Pancreatic islet surface engineering with a starPEG-chondroitin sulfate nanocoating

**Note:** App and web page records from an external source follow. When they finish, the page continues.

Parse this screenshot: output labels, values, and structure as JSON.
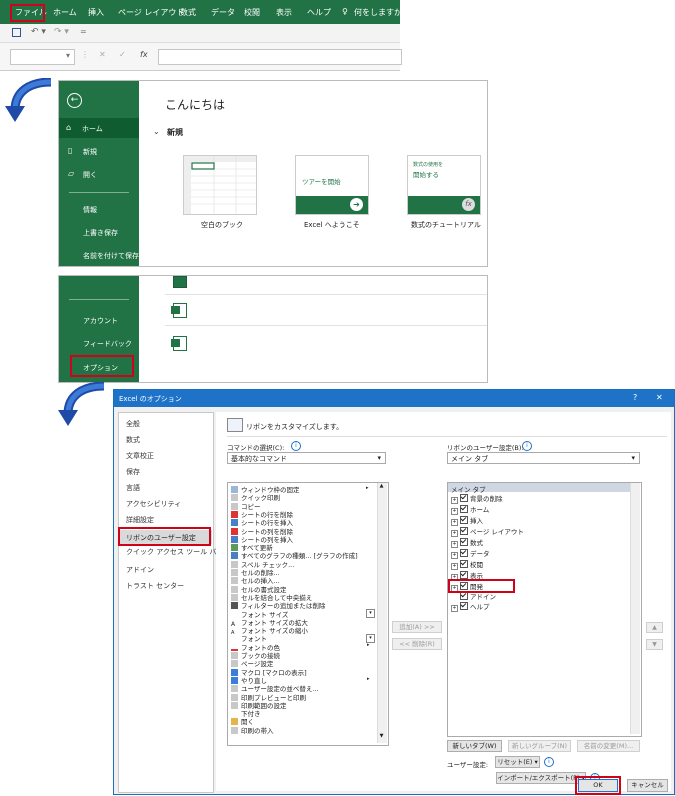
{
  "ribbon": {
    "tabs": [
      "ファイル",
      "ホーム",
      "挿入",
      "ページ レイアウト",
      "数式",
      "データ",
      "校閲",
      "表示",
      "ヘルプ"
    ],
    "tell_me": "何をしますか"
  },
  "formula_bar": {
    "fx": "fx"
  },
  "backstage": {
    "greeting": "こんにちは",
    "nav": [
      "ホーム",
      "新規",
      "開く",
      "情報",
      "上書き保存",
      "名前を付けて保存"
    ],
    "new_section": "新規",
    "templates": [
      {
        "label": "空白のブック"
      },
      {
        "label": "Excel へようこそ",
        "inner": "ツアーを開始"
      },
      {
        "label": "数式のチュートリアル",
        "inner_small": "数式の使用を",
        "inner": "開始する"
      }
    ],
    "nav_bottom": [
      "アカウント",
      "フィードバック",
      "オプション"
    ]
  },
  "dialog": {
    "title": "Excel のオプション",
    "help": "?",
    "close": "✕",
    "nav": [
      "全般",
      "数式",
      "文章校正",
      "保存",
      "言語",
      "アクセシビリティ",
      "詳細設定",
      "リボンのユーザー設定",
      "クイック アクセス ツール バー",
      "アドイン",
      "トラスト センター"
    ],
    "heading": "リボンをカスタマイズします。",
    "commands_label": "コマンドの選択(C):",
    "commands_value": "基本的なコマンド",
    "ribbon_label": "リボンのユーザー設定(B):",
    "ribbon_value": "メイン タブ",
    "commands": [
      "ウィンドウ枠の固定",
      "クイック印刷",
      "コピー",
      "シートの行を削除",
      "シートの行を挿入",
      "シートの列を削除",
      "シートの列を挿入",
      "すべて更新",
      "すべてのグラフの種類... [グラフの作成]",
      "スペル チェック...",
      "セルの削除...",
      "セルの挿入...",
      "セルの書式設定",
      "セルを結合して中央揃え",
      "フィルターの追加または削除",
      "フォント サイズ",
      "フォント サイズの拡大",
      "フォント サイズの縮小",
      "フォント",
      "フォントの色",
      "ブックの接続",
      "ページ設定",
      "マクロ [マクロの表示]",
      "やり直し",
      "ユーザー設定の並べ替え...",
      "印刷プレビューと印刷",
      "印刷範囲の設定",
      "下付き",
      "開く",
      "印刷の帯入"
    ],
    "add": "追加(A) >>",
    "remove": "<< 削除(R)",
    "tabs_header": "メイン タブ",
    "tabs": [
      "背景の削除",
      "ホーム",
      "挿入",
      "ページ レイアウト",
      "数式",
      "データ",
      "校閲",
      "表示",
      "開発",
      "アドイン",
      "ヘルプ"
    ],
    "new_tab": "新しいタブ(W)",
    "new_group": "新しいグループ(N)",
    "rename": "名前の変更(M)...",
    "user_settings": "ユーザー設定:",
    "reset": "リセット(E) ▾",
    "import_export": "インポート/エクスポート(P) ▾",
    "ok": "OK",
    "cancel": "キャンセル"
  },
  "colors": {
    "excel_green": "#217346",
    "highlight_red": "#d0021b",
    "dialog_blue": "#1e73c8"
  }
}
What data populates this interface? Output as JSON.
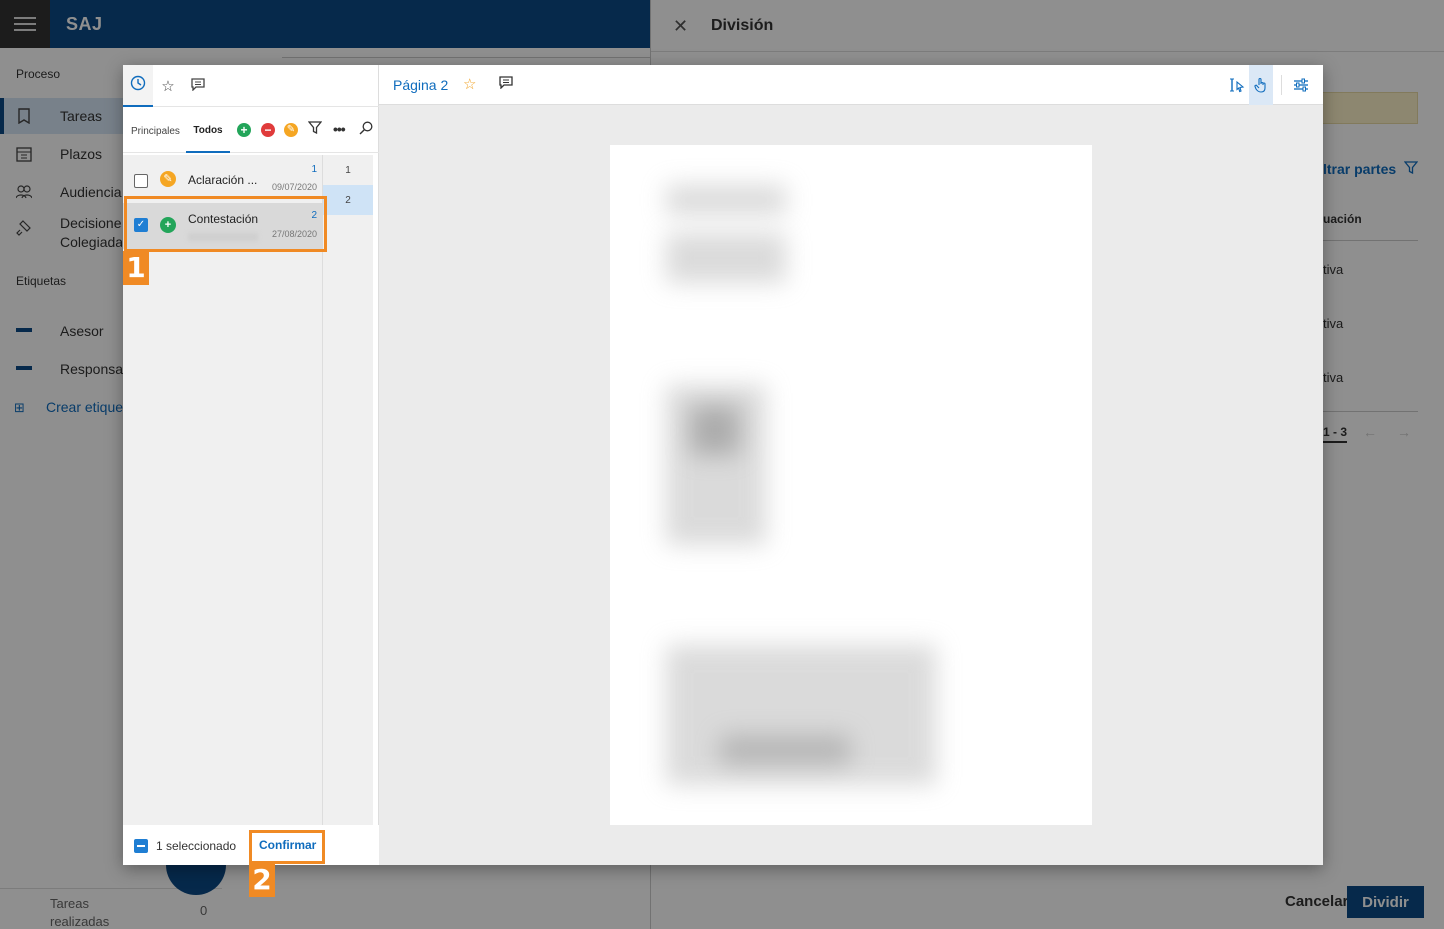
{
  "app": {
    "title": "SAJ",
    "sidebar": {
      "section_proceso": "Proceso",
      "items": [
        {
          "label": "Tareas",
          "icon": "bookmark-icon"
        },
        {
          "label": "Plazos",
          "icon": "calendar-icon"
        },
        {
          "label": "Audiencia",
          "icon": "people-icon"
        },
        {
          "label": "Decisiones Colegiada",
          "icon": "gavel-icon"
        }
      ],
      "section_etiquetas": "Etiquetas",
      "tags": [
        "Asesor",
        "Responsab"
      ],
      "create_tag": "Crear etique",
      "footer_label": "Tareas realizadas",
      "footer_count": "0"
    }
  },
  "panel": {
    "title": "División",
    "filter_label": "ltrar partes",
    "column_header": "uación",
    "rows": [
      "tiva",
      "tiva",
      "tiva"
    ],
    "pagination": "1 - 3",
    "cancel_label": "Cancelar",
    "divide_label": "Dividir"
  },
  "modal": {
    "subtabs": {
      "principales": "Principales",
      "todos": "Todos"
    },
    "documents": [
      {
        "title": "Aclaración ...",
        "date": "09/07/2020",
        "number": "1",
        "checked": false,
        "icon_color": "#f5a623"
      },
      {
        "title": "Contestación",
        "date": "27/08/2020",
        "number": "2",
        "checked": true,
        "icon_color": "#23a55a"
      }
    ],
    "pages": [
      "1",
      "2"
    ],
    "footer": {
      "selected_text": "1 seleccionado",
      "confirm_label": "Confirmar"
    },
    "viewer": {
      "page_title": "Página 2"
    },
    "callouts": [
      "1",
      "2"
    ],
    "accent_color": "#f08a24"
  }
}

Islet transplantation is one of the most promising therapeutic options that could restore euglycaemia in type 1 diabetic individuals. The currently implemented alginate microsphere islet encapsulation approach has led to positive outcomes in improving intraportal islet delivery in rodents. However, results obtained from human clinical trials remain disappointing. The less than satisfactory clinical outcome is mainly attributable to the increased size of the encapsulated islet and alginate-elicited host immune responses. In order to achieve islet encapsulation without significant alteration of the islet size, we designed and prepared a chondroitin sulfate (CS)-incorporated starPEG nanocoating (CS-PEG) that conjugates covalently to the pancreatic islet cell surface amine groups via pseudo-orthogonal chemistry for islet surface engineering. CS-PEG surface engineering incurred minimal alteration of the islet volume. Enhanced in situ revascularization, which is protective against extracellular matrix disruption, was also observed from CS-PEG islets in addition to robust islet viability and uncompromised insulin secretory ability. More importantly, CS-PEG surface engineering reduced blood coagulation while facilitating islet cell survival under pro-inflammatory conditions. Given that host immune rejection and an instant blood-mediated inflammatory reaction (IBMIR) are the primary factors detrimental to islet engraftment and survival, often resulting in rapid cell loss and graft failure, CS-PEG surface engineering provides an “easy-to-adopt” approach for cell surface engineering that could potentially improve the clinical efficacy of islet transplantation and other types of cell therapies.